The steep decline of deployed skilled and professional workers and the rise in women workers in vulnerable jobs reflects the true state of available local jobs and our macro- economy. While most of them are educated, they don’t possess the appropriate working experience required by overseas employers.
Many threats already abound to severely hinder the future deployment of professional, semi and skilled OFWs. Trends already demonstrate that the higher income skilled jobs will diminish further and that the future OFW workforce will be predominately made up of female household workers, ‘entertainers’ and factory workers with many if not most, are outside the Government regulated channels of deployment.
Whilst the demise of the labor export sector is believed by many NGO’s, foreign and local experts and multi-lateral welfare organizations to be a good social outcome, this is only possible if there are counter-balancing domestic economic income generating measures and investment, to replace OFW remittances.
To respond to these threats and allow a protracted but progressive withdrawal from dependence on exported labor and their remittances, a new economic model that edges away from service sector centric monetary neo-liberalism must be adopted. It must be based on a productive fiscal currency model with features that protect and revitalize Philippines’ commerce, especially agriculture and domestic manufacturing to ensure the remaining years of the OFW economic engine are used to the benefit of the nation and attract investment not borrowings.______

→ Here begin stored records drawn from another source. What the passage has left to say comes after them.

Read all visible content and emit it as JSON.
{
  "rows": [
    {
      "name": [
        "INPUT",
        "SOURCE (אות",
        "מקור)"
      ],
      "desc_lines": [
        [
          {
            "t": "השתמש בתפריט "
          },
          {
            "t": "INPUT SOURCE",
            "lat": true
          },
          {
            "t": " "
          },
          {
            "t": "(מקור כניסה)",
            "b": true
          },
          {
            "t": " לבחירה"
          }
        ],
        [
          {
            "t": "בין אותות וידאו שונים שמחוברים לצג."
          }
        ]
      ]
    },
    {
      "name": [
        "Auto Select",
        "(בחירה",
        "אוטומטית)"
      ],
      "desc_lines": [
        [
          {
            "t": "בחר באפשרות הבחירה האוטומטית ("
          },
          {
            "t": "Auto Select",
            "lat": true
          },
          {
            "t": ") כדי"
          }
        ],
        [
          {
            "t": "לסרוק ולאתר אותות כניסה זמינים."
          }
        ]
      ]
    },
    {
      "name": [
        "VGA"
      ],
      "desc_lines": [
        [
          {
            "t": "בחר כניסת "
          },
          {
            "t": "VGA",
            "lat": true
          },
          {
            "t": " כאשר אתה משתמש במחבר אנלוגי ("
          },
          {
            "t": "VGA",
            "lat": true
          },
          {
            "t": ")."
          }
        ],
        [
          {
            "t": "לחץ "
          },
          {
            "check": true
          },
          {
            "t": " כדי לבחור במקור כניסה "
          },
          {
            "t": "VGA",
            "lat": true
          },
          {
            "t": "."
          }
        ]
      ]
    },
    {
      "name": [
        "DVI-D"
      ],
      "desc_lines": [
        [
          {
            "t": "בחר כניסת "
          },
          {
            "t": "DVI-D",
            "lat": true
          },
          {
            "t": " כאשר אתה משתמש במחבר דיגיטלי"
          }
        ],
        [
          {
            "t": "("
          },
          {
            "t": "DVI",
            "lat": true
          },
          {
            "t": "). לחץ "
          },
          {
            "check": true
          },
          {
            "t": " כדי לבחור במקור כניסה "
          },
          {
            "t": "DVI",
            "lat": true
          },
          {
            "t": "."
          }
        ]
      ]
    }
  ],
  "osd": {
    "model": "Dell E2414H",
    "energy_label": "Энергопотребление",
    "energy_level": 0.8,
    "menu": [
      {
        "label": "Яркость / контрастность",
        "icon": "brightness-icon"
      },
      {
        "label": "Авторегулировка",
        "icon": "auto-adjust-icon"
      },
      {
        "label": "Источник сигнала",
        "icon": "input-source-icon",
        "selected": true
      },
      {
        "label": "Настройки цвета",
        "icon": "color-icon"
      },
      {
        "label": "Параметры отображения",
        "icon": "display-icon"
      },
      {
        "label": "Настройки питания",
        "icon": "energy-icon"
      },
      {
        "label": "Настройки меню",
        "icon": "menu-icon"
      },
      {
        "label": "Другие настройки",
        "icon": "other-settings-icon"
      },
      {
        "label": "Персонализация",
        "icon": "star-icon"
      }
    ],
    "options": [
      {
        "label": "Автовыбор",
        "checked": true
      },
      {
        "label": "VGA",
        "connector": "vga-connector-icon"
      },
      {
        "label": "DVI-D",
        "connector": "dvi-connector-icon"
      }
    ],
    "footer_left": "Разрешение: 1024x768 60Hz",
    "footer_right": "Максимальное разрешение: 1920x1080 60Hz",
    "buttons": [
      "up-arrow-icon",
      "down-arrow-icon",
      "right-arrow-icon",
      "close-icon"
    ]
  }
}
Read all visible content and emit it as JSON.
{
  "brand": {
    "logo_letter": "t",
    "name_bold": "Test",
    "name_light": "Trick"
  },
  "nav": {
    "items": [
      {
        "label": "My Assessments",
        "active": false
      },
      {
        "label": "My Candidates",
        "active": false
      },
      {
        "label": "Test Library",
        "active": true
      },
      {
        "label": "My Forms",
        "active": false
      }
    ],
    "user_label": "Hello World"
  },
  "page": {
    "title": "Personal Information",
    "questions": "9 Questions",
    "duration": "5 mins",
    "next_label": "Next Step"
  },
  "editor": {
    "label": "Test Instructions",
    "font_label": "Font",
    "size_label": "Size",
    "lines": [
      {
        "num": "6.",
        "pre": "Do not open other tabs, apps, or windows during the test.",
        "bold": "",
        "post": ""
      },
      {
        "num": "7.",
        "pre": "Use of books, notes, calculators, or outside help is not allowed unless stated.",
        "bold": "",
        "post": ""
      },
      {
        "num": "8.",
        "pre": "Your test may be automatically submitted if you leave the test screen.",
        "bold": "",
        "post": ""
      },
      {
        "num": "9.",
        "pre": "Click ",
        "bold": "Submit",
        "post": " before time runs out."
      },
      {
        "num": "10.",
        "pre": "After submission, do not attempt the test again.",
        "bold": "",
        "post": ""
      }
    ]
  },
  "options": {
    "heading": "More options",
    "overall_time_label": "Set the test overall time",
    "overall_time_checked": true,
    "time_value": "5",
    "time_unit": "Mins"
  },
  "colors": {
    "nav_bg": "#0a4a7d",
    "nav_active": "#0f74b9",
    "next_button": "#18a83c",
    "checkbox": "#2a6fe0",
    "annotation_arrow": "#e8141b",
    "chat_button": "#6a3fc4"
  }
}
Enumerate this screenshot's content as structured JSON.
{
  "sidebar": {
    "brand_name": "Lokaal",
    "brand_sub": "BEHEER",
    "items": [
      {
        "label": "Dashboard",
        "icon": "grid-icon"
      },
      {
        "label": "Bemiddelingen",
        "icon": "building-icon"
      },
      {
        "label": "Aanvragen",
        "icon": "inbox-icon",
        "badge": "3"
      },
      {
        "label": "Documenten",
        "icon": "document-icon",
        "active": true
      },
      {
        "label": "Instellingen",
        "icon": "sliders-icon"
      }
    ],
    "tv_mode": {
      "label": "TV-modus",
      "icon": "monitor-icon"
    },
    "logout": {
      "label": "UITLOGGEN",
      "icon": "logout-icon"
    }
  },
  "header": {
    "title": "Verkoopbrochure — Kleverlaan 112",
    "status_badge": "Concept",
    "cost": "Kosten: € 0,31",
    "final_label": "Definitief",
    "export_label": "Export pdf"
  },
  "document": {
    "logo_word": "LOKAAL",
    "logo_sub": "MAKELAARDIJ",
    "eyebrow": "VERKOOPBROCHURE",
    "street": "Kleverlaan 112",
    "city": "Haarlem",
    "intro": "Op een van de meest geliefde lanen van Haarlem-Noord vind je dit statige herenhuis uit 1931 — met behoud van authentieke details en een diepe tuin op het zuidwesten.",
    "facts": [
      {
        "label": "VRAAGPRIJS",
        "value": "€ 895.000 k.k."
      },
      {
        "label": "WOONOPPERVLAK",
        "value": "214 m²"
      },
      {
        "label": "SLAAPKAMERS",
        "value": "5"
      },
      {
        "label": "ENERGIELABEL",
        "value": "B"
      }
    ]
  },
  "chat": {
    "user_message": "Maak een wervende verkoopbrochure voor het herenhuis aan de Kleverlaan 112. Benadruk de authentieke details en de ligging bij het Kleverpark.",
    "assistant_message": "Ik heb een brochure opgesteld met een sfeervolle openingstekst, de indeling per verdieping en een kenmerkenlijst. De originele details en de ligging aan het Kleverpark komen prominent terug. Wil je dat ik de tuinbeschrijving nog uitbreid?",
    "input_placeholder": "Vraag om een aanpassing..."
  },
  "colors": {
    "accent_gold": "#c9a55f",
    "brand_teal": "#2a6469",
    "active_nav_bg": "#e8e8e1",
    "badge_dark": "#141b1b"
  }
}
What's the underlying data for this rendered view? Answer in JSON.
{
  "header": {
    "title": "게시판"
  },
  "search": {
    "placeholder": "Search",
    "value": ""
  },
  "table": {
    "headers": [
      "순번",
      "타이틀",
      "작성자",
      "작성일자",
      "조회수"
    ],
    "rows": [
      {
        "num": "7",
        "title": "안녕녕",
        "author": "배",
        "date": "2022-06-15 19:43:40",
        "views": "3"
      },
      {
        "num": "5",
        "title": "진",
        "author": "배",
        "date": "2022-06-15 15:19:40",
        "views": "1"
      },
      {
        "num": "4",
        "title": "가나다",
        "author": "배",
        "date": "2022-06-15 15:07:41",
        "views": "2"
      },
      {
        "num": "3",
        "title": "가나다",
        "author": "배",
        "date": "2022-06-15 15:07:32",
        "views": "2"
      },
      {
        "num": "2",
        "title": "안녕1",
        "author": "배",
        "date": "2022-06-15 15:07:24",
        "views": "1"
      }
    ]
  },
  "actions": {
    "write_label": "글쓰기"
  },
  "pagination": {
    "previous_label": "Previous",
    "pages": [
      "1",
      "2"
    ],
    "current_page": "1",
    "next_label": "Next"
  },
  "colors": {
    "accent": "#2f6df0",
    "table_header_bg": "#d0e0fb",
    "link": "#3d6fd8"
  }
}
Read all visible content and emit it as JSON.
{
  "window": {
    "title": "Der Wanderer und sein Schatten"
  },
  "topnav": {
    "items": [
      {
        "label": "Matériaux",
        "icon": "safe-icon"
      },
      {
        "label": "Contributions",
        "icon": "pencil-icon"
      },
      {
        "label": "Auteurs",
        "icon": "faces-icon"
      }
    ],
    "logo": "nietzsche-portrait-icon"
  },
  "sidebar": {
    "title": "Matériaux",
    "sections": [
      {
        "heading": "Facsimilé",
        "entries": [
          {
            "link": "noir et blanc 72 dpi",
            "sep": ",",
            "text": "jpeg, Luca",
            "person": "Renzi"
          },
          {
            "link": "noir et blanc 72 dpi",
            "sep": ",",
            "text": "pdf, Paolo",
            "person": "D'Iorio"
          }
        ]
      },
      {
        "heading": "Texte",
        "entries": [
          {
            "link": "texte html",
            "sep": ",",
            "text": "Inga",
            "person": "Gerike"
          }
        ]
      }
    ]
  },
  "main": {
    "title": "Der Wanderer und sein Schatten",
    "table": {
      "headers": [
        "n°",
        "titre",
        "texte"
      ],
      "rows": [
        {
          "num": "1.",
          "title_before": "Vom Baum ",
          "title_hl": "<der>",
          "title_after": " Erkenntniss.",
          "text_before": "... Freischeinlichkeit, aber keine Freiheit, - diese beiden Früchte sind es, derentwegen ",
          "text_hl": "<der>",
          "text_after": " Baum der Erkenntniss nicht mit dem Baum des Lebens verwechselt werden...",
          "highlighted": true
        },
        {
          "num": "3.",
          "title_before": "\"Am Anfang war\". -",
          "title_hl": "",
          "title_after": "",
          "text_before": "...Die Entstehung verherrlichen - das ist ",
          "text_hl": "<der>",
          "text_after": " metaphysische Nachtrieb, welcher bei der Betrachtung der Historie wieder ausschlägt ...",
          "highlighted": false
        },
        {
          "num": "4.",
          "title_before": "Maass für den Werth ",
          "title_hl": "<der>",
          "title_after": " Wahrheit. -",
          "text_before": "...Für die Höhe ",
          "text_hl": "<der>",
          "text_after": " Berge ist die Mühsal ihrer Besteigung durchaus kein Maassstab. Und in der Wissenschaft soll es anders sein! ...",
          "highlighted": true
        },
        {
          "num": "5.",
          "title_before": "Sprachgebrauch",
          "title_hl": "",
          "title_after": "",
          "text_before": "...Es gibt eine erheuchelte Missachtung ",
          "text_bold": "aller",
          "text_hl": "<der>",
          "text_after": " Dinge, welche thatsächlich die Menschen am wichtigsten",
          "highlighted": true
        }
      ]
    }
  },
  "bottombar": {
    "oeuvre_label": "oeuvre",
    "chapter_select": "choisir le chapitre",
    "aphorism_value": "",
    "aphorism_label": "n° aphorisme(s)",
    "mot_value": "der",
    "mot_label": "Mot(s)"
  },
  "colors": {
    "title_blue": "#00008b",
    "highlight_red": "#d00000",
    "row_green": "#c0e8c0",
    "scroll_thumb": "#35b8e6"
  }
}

This brief is partly an excerpt from the paper- OFW Economic Engine 2009 authored by the presentor.
The Program : U.P. Alumni Association Symposium
Mr. Loreto B. Soriano in the late 1980’s after having worked five(5) years in Saudi Arabia, realized the opportunities that the then fledgling recruitment industry offered. Lito as he is known by his associates, climbed up through the industry before establishing LBS Recruitment Solutions. His more than twenty years of experience and ideas have contributed in setting the policy directions for the overseas employment deployment strategies and government programs. He was also elected President of two of the biggest associations of licensed recruitment agencies in the Philippines: The Philippine Association of Service Exporters, Inc. (PASEI) and the Philippine Association of Manpower Agencies Accredited to Taiwan (PAMAAT).